Re: Design question
From: dar7yl (no_reply_at_accepted.org)
Date: Sat, 26 Feb 2005 03:27:10 GMT
"jonck" <email@example.com> wrote in message
> I have been struggling with this for days now, but it does not look
> like I'm going to figure it out. Here is the situation:
> I have a class that stores values that it read in from a database, lets
> call this class Storage. I display this data using a JPanel (which I
> will call DisplayPanel) with several JTextFields, JComboBoxes, JPanel's
> with pictures drawn on them, etc... So in other words, when the user
> selects a new record, the DisplayPanel loads in a new Storage class,
> and calls all the getters of Storage, something like this:
> Now this is all fine, but now comes the time when the user has made
> some changes and I want to store those back into the Storage class.
> I now have to do the same thing again, but this time in reverse:
> Now there are about 20 fields per Storage class and I have about 10
> different types of Storage classes, so it seems kind of wasteful, very
> non-OOP and error-prone to be doing it as I described above. It seems
> like a pointer would be really useful here, so that I could just pass
> the pointer as the model value to the view, and then when the view is
> updated, the view can update the model, of which it has the pointer.
> But since Java is a pass-by-value language this won't work for me.
> Does anyone have any suggestions what a better way of doing things
> might be in the above described situation?
> Thanks, Jonck
Whatever gave you the idea that Java is pass-by-value?
As far back as I can remember, it has been pass-by-reference
for all object parameters.
You can even consider all object variables to be pointers.
(although you can't perform pointer arithmetic like C/C++)
Object obj = new Object();
otherobj.method(obj); // obj is not copied, but passed by reference

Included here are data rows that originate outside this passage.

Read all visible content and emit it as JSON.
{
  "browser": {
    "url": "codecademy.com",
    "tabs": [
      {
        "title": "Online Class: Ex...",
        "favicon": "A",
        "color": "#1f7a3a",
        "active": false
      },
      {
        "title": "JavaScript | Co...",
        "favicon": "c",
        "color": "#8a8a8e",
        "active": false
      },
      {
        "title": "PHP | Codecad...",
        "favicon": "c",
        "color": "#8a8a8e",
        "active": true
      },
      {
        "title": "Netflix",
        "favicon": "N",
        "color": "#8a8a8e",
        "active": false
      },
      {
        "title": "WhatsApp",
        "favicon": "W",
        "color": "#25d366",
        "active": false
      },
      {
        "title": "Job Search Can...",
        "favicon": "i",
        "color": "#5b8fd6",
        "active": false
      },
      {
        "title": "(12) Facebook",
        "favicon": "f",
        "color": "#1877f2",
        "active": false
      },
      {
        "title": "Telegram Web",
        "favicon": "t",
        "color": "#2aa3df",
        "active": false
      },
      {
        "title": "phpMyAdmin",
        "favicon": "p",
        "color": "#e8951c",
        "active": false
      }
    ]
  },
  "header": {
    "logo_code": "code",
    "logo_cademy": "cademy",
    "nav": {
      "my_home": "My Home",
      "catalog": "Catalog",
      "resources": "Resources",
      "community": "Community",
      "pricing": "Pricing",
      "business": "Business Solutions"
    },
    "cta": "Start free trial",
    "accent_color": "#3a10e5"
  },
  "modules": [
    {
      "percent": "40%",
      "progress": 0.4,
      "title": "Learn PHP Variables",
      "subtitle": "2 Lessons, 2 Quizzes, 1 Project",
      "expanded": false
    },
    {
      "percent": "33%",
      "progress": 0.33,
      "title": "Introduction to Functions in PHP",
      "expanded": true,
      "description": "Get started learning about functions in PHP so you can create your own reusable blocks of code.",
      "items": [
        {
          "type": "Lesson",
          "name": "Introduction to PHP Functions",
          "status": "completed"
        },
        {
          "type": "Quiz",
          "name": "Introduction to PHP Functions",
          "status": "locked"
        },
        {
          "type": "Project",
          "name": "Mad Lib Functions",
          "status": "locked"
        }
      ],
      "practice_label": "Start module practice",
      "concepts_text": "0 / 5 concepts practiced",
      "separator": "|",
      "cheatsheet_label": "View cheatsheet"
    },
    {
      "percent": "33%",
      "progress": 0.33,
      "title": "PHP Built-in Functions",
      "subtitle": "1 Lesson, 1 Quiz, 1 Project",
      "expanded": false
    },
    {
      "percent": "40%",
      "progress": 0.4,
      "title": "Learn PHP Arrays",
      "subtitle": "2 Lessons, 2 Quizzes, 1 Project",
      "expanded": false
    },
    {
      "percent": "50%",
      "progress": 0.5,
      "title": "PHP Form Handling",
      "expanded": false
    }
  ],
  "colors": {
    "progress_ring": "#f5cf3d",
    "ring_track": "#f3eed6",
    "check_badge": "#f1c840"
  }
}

so you could try:
class DisplayPanel extends Panel
// ... more accessors
void storeBack( Storage store )
store.setFirstName( getFirstName() );